The cat allows my friend to pick her up, but not cuddle or hold her,
and the question of how the cat would be sufficiently tranquilized as
to even get her out of the house is another source of deep concern.

My friend has a pet carrier and is *deeply* devoted to this animal's
health, welfare, and happiness; and if the misery of removing it from
such a geographically lovely but intrinsically negligent setting
doesn't kill my *friend,*, this good human being needs to know
everything possible about changing an old, relatively healthy--and
precious--feline's way of life.

Thank you again for reading this, and God bless to anyone who responds
via post or email.


My suggestion is for your friend to put the cat in the carrier and
take her to the new place. She should then leave her in a quiet room
with food and water and perhaps a radio playing until she seems to
accept the situation.

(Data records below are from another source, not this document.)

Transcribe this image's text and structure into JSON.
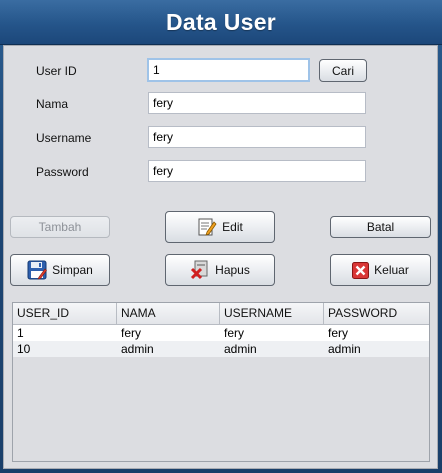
{
  "window": {
    "title": "Data User"
  },
  "form": {
    "user_id_label": "User ID",
    "user_id_value": "1",
    "nama_label": "Nama",
    "nama_value": "fery",
    "username_label": "Username",
    "username_value": "fery",
    "password_label": "Password",
    "password_value": "fery"
  },
  "buttons": {
    "cari": "Cari",
    "tambah": "Tambah",
    "edit": "Edit",
    "batal": "Batal",
    "simpan": "Simpan",
    "hapus": "Hapus",
    "keluar": "Keluar"
  },
  "table": {
    "headers": [
      "USER_ID",
      "NAMA",
      "USERNAME",
      "PASSWORD"
    ],
    "rows": [
      [
        "1",
        "fery",
        "fery",
        "fery"
      ],
      [
        "10",
        "admin",
        "admin",
        "admin"
      ]
    ]
  },
  "colors": {
    "title_bar": "#25558a",
    "panel_bg": "#dcdde1",
    "keluar_icon": "#d93636"
  }
}
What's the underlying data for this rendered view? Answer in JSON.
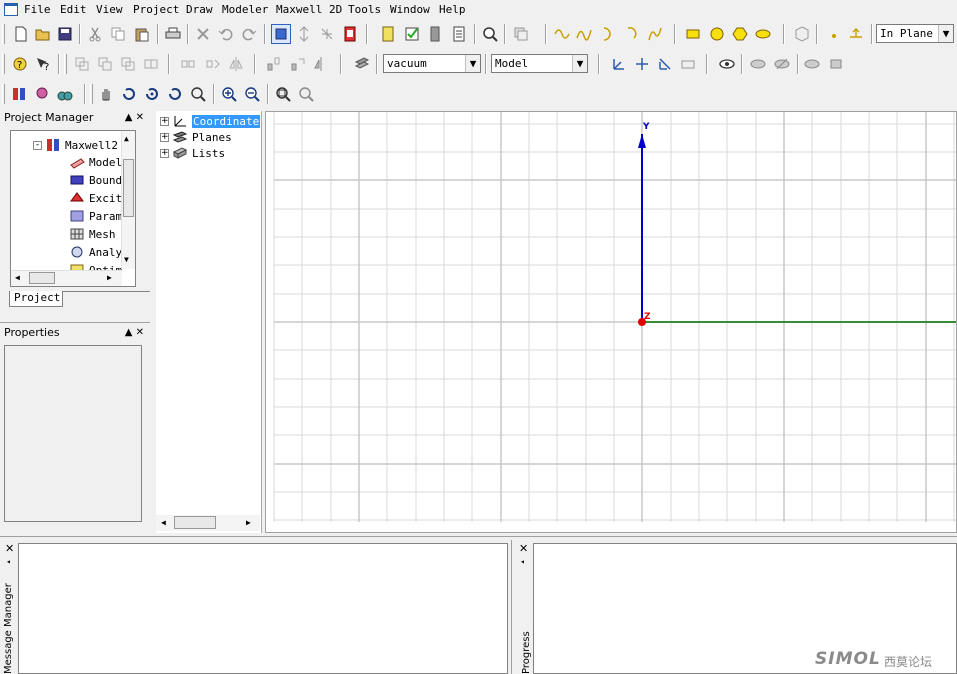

Do not let her outside -- keep it as an inside
only cat. Being treated well, and fed well, with a clean litter box,
the cat should adjust in time. Best of luck. MLB
  #9  
Old December 31st 03, 02:15 AM
m. L. Briggs
external usenet poster
 
Posts: n/a
Default

On 27 Dec 2003 05:45:56 -0800, (tioga 0630) wrote:

I'm posting on this subject for the first time and want to thank
anyone who takes the time to read and respond to me.

Someone I know and love is currently in an untenable domestic
situation and needs to leave the home. This person lives with several
troubled family members, one of whom found and brought home a stray
fourteen years ago.

That person's prolonged absences from the home now, and the fact that
the only other regular habitant (beside my friend) suffers from either
depression or dementia, or a combination of both, has made my friend
the little one's sole caretaker.

This cat was found wild, then raised in two mountain suburbs where she
was able, in warm weather, to roam free. During the summer in
particular, she still enjoys her "nights out" but always returns.

The family situation is deteriorating so rapidly and alarmingly that
my friend may seek out emergency shelter. From that point, finances
dictate that a subsidized apartment is all that can be afforded.

My friend has rejected one housing complex where the management
insists on declawing, but the major concern and heartache is whether
taking the fourteen year-old into such a foreign environment will
probably spell doom for her.

The cat allows my friend to pick her up, but not cuddle or hold her,
and the question of how the cat would be sufficiently tranquilized as
to even get her out of the house is another source of deep concern.

My friend has a pet carrier and is *deeply* devoted to this animal's
health, welfare, and happiness; and if the misery of removing it from
such a geographically lovely but intrinsically negligent setting
doesn't kill my *friend,*, this good human being needs to know
everything possible about changing an old, relatively healthy--and
precious--feline's way of life.

Thank you again for reading this, and God bless to anyone who responds
via post or email.


My suggestion is for your friend to put the cat in the carrier and
take her to the new place. She should then leave her in a quiet room
with food and water and perhaps a radio playing until she seems to
accept the situation. Do not let her outside -- keep it as an inside
only cat. Being treated well, and fed well, with a clean litter box,
the cat should adjust in time. Best of luck. MLB
 




Thread Tools
Display Modes

Posting Rules
You may not post new threads
You may not post replies
You may not post attachments
You may not edit your posts

vB code is On
Smilies are On
[IMG] code is On
HTML code is Off
Forum Jump

Similar Threads
Thread Thread Starter Forum Replies Last Post
OT - gas fireplace question (kinda long) Denise VanDyke Cat anecdotes 6 March 23rd 04 07:28 AM
Strange story/how do I trap a stray cat? (slightly long) Marcie Cat health & behaviour 20 December 29th 03 05:26 AM
(Long) Question About Older Spayed Stray tioga 0630 Cat health & behaviour 12 December 28th 03 09:21 PM
Another question about keeping the stray.... [email protected] Cat health & behaviour 13 July 3rd 03 07:22 PM


All times are GMT +1. The time now is 11:06 PM.


Powered by vBulletin® Version 3.6.4
Copyright ©2000 - 2017, Jelsoft Enterprises Ltd.
Copyright 2004-2017 CatBanter.
The comments are property of their posters.